Longines Lindbergh Hour Angle Ref. 4365 ca.1945
On offer here is a significant piece of aviation history. Perhaps better put: navigation history. A true collector’s item in amazing condition.
The story of this watch has its roots in 1927 when Charles Lindbergh was the first to solo-fly over the Atlantic ocean. Nowadays, we are all used to having pin-point precision GPS navigation systems in our back pockets. Back in the early twentieth century, figuring out where you were and where you were heading was a darn tough challenge.
Traditionally, a method called dead-reckoning was used. This was a matter of plotting your course on a map, based on your speed, heading (read off of a compass) and time. A simple method that works quite well, until you are lost. It offers no way of finding your bearings if you do not already know where you are. To this end, positioning based on celestial bodies (such as the sun or other stars) was used. This was, however, a very complicated and time-consuming process.
Lindbergh (after his historic flight) asked Longines for a watch that would help make the complicated calculations involved. Longines complied and together they came up with the Lindbergh Hour Angle. For the real die-hards: a quick google search will yield detailed explanations on how to navigate with a watch like this, but it is a bit too complicated for us to get into here.

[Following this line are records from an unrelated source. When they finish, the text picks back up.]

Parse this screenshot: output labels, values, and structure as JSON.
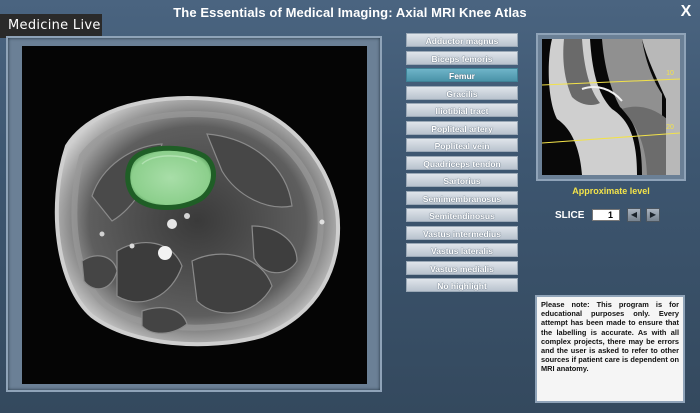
{
  "header": {
    "title": "The Essentials of Medical Imaging: Axial MRI Knee Atlas",
    "close_label": "X",
    "logo_text": "Medicine Live"
  },
  "structures": [
    {
      "label": "Adductor magnus",
      "active": false
    },
    {
      "label": "Biceps femoris",
      "active": false
    },
    {
      "label": "Femur",
      "active": true
    },
    {
      "label": "Gracilis",
      "active": false
    },
    {
      "label": "Iliotibial tract",
      "active": false
    },
    {
      "label": "Popliteal artery",
      "active": false
    },
    {
      "label": "Popliteal vein",
      "active": false
    },
    {
      "label": "Quadriceps tendon",
      "active": false
    },
    {
      "label": "Sartorius",
      "active": false
    },
    {
      "label": "Semimembranosus",
      "active": false
    },
    {
      "label": "Semitendinosus",
      "active": false
    },
    {
      "label": "Vastus intermedius",
      "active": false
    },
    {
      "label": "Vastus lateralis",
      "active": false
    },
    {
      "label": "Vastus medialis",
      "active": false
    },
    {
      "label": "No highlight",
      "active": false
    }
  ],
  "sagittal": {
    "level_top_label": "10",
    "level_bottom_label": "20",
    "caption": "Approximate level"
  },
  "slice": {
    "label": "SLICE",
    "value": "1",
    "prev_icon": "left-arrow-icon",
    "next_icon": "right-arrow-icon"
  },
  "note": "Please note: This program is for educational purposes only. Every attempt has been made to ensure that the labelling is accurate. As with all complex projects, there may be errors and the user is asked to refer to other sources if patient care is dependent on MRI anatomy.",
  "colors": {
    "highlight": "#3f9a4a",
    "active_button": "#4a93a8",
    "caption": "#f2e24a"
  }
}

The resulting watch is impressive in every way. From the statuesque size down to the bright white porcelain dial. This is one of those grails that keep collectors awake…